A Good Man Is Hard to Find, Flannery O'Connor. I had, of course, read and heard about people losing their breath or having their heart skip a beat over art that happened to drill them in just the right way. The title story in this collection did it to me. I remember that when I finished the story, my eyes were wide, my mouth open, my heart beating hard, and as I leaned back against the wall to catch myself even though I was sitting, I realized I needed to take a breath. Once my vital signs were acceptable again, I started voraciously flipping back through the pages of my tattered library copy -- I'd go out and immediately buy my own after that gut-punch -- and finding all the little lines that now made sense in a more profound way now after those last two pages. It was exciting. And I was laughing, too, because now it was all so obvious, almost cheesy in a way, and I loved that she pulled it off. It was such a surreal experience and I wanted to feel it again. So I skipped around and read a few more stories, and eventually repeated the process (though now with much more laughter right from the start) with "Good Country People." What I soon realized is the heartbreaking truth that all O'Connor devotees have to accept at some point, which is that the stories run out eventually and you can never relive that first "Good Man" punch again. So to this day, I've left one story in each of my O'Connor collections unread, so that I have something to savor down the road. Thanks, Flannery. You're the best.

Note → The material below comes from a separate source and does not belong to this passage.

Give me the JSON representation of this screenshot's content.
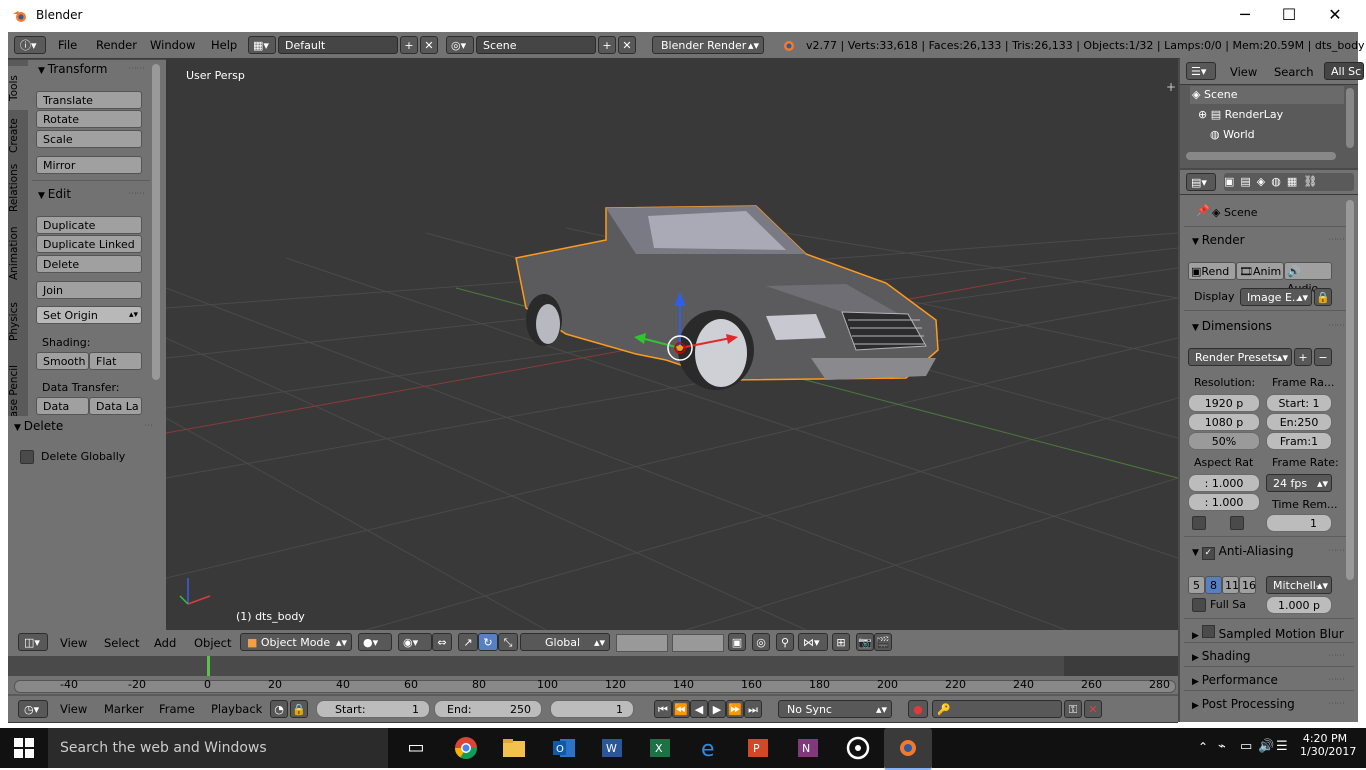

Ethan Frome, Edith Wharton. A common theme throughout this meme is everyone sneering at books read in college. "Ugh, if you list books you read in an English course, you're just not a reader." Wait, what? If you're at arguably the most pivotal period of transition in your life and reading texts selected because of their power, why wouldn't you be impacted by them? Ethan Frome did it to me. I read it straight through in one sitting, not stopping even for a sip of water, and when I finished saw that I had gripped my fingers into the back cover in such a tense way as to leave four dents in it. This is the story that taught me about stories and how to tell them. I don't remember why we read it for class or what any assignments were, but I remember it as not just a wrenching story but also one where I could tell what the author was doing in terms of structure and foreshadowing as she went along. I was reading a book while simultaneously realizing that I had achieved a new level of skill in reading books. And that was one of the best experiences of my life, because it was like knowing I'd unlocked a new fortune room.
So those are my first five (well, six). I know four of the next five for sure, but one spot is up for grabs...any guesses?